(WHAT THE TASK ASKS): Could you please retype the records exactly, minus their pictures?
+-------+
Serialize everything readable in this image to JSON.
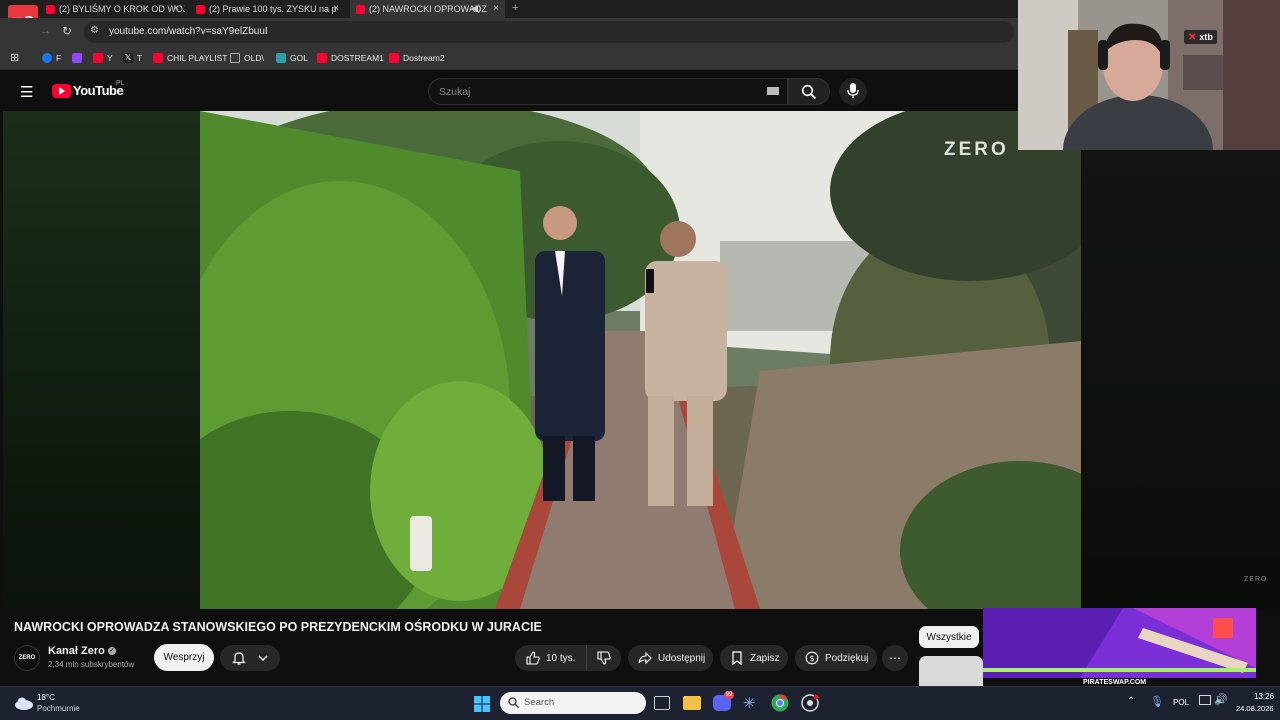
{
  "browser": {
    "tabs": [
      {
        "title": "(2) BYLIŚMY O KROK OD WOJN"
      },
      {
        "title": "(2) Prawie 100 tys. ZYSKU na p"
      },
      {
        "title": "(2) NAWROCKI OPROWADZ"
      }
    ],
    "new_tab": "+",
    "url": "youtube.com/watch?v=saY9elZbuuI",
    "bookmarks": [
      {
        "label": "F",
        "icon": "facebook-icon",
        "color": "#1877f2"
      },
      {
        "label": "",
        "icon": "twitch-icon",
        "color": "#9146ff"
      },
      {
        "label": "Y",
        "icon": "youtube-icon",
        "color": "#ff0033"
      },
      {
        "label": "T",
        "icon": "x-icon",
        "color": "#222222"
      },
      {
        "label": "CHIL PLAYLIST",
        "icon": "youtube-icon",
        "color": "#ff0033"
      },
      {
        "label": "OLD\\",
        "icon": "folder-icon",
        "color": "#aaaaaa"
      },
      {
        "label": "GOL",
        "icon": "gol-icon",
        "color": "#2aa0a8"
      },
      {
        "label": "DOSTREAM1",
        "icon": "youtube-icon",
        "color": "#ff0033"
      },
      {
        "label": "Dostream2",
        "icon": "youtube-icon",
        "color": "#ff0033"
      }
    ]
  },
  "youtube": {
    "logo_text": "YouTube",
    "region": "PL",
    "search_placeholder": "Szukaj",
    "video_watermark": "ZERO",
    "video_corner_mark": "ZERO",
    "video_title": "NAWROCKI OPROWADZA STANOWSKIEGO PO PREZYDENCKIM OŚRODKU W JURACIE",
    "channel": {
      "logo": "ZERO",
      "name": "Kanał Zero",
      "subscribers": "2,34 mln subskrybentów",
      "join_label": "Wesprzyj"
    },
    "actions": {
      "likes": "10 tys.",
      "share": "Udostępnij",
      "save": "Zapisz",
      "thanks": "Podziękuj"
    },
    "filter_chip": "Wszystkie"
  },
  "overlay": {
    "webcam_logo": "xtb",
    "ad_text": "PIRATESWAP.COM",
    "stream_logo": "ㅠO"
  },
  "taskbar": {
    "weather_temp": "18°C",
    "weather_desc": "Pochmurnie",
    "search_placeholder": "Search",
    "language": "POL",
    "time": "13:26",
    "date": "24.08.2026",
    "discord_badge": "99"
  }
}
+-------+
(COMPLETED EXERCISE):
Serialize everything readable in this image to JSON.
{
  "browser": {
    "tabs": [
      {
        "title": "(2) BYLIŚMY O KROK OD WOJN"
      },
      {
        "title": "(2) Prawie 100 tys. ZYSKU na p"
      },
      {
        "title": "(2) NAWROCKI OPROWADZ"
      }
    ],
    "new_tab": "+",
    "url": "youtube.com/watch?v=saY9elZbuuI",
    "bookmarks": [
      {
        "label": "F",
        "icon": "facebook-icon",
        "color": "#1877f2"
      },
      {
        "label": "",
        "icon": "twitch-icon",
        "color": "#9146ff"
      },
      {
        "label": "Y",
        "icon": "youtube-icon",
        "color": "#ff0033"
      },
      {
        "label": "T",
        "icon": "x-icon",
        "color": "#222222"
      },
      {
        "label": "CHIL PLAYLIST",
        "icon": "youtube-icon",
        "color": "#ff0033"
      },
      {
        "label": "OLD\\",
        "icon": "folder-icon",
        "color": "#aaaaaa"
      },
      {
        "label": "GOL",
        "icon": "gol-icon",
        "color": "#2aa0a8"
      },
      {
        "label": "DOSTREAM1",
        "icon": "youtube-icon",
        "color": "#ff0033"
      },
      {
        "label": "Dostream2",
        "icon": "youtube-icon",
        "color": "#ff0033"
      }
    ]
  },
  "youtube": {
    "logo_text": "YouTube",
    "region": "PL",
    "search_placeholder": "Szukaj",
    "video_watermark": "ZERO",
    "video_corner_mark": "ZERO",
    "video_title": "NAWROCKI OPROWADZA STANOWSKIEGO PO PREZYDENCKIM OŚRODKU W JURACIE",
    "channel": {
      "logo": "ZERO",
      "name": "Kanał Zero",
      "subscribers": "2,34 mln subskrybentów",
      "join_label": "Wesprzyj"
    },
    "actions": {
      "likes": "10 tys.",
      "share": "Udostępnij",
      "save": "Zapisz",
      "thanks": "Podziękuj"
    },
    "filter_chip": "Wszystkie"
  },
  "overlay": {
    "webcam_logo": "xtb",
    "ad_text": "PIRATESWAP.COM",
    "stream_logo": "ㅠO"
  },
  "taskbar": {
    "weather_temp": "18°C",
    "weather_desc": "Pochmurnie",
    "search_placeholder": "Search",
    "language": "POL",
    "time": "13:26",
    "date": "24.08.2026",
    "discord_badge": "99"
  }
}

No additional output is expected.